“None of these guys want to be babysat,” Moisan says. “We have a supervisor that will stop by the site, but mostly my guys are given tasks and then left alone to do them.”
He’s confident in his crews’ ability to work without too much oversight, partly because he knows they’re doing work they want to be doing. “Trim carpenters don’t want to do demo or framing, and framers don’t want to, or can’t, do trim,” he says. “They want to do the work they’re trained for, and so that’s the work we give them.” He also cross-trains anyone on his team who is interested.
Culture-based Hiring: Hiring employees with motivations beyond money is now a must for Gardner—and a standard Damora, Donahue, and Moisan have all independently adopted for their own companies. “If the mentality is
‘me, me, me,’ I don’t want them,” Gardner says. “Those workers are cancers to me now.”
Workers are not ignorant to the economic power an imbalanced industry grants them. How they wield that knowledge helps Gardner make hiring decisions. “You learn pretty quickly what motivates people, even in a short period of time,” he says. “Hire to create a culture of teamwork. Pay attention to the small indicators, stuff like how often they use the word ‘I’ or if they have a habit of bouncing around too much.”
Donahue also hires for culture, and gives her staff a stake in the selection. “Our hiring process is multistep,” she says. “We have an online assessment and a face-to-face portion with me where we gauge experience, goals and motivations—but our final step is the team interviews, where the rest of the staff gets to know the person.” It’s those meetings, Donahue says, that she’ll use in making her ultimate determination. “Our team is really the final say in the process, and the best litmus test for whether they’ll fit in with our culture.”
Discourage Wage Envy: Finally, despite about a quarter of companies officially prohibiting talk of wage and salary information, it is the legal right of all employees in the U.S. to openly discuss wages. It’s guaranteed by the National Labor Relations Act.
Still, we understand why companies would discourage wage discussion. “If you have pay inequality within your company, your employees are going to find out and that’s going to create envy, and possibly animosity,” says Gardner. His solution isn’t to penalize transparency—which is, again, illegal—but rather keep salaries on a relatively even keel, measuring “keel” by position. “When salaries in a position are fairly balanced, the chitchat around the matter peters out.”

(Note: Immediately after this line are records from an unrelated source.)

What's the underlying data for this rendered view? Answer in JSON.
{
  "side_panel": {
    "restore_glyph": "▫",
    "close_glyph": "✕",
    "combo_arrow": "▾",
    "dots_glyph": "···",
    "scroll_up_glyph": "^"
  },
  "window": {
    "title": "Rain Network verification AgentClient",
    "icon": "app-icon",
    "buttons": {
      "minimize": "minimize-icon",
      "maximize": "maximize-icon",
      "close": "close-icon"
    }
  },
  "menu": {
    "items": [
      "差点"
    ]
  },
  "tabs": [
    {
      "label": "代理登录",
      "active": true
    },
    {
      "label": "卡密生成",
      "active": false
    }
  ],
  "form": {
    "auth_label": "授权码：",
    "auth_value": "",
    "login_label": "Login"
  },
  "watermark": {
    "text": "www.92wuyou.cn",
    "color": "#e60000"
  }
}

Gardner says that his aim is to mostly manage expectations. “Too many companies over-promise and under-deliver. It makes an employee unhappy, the same way finding out the guy that works right next to him is making $10,000 more.”
He used to use bonuses to incentivize, but they became more like expected salary supplements. “It wasn’t a way of compensating someone for working at a level above expectation anymore,” he says. “It was just part of their salary.” But because money is such an unignorable motivator in the industry right now, he preferred to reimagine the bonus program rather than scrap it altogether. “Next year, we’re implementing a new bonus struture that will be much more prescribed by performance.”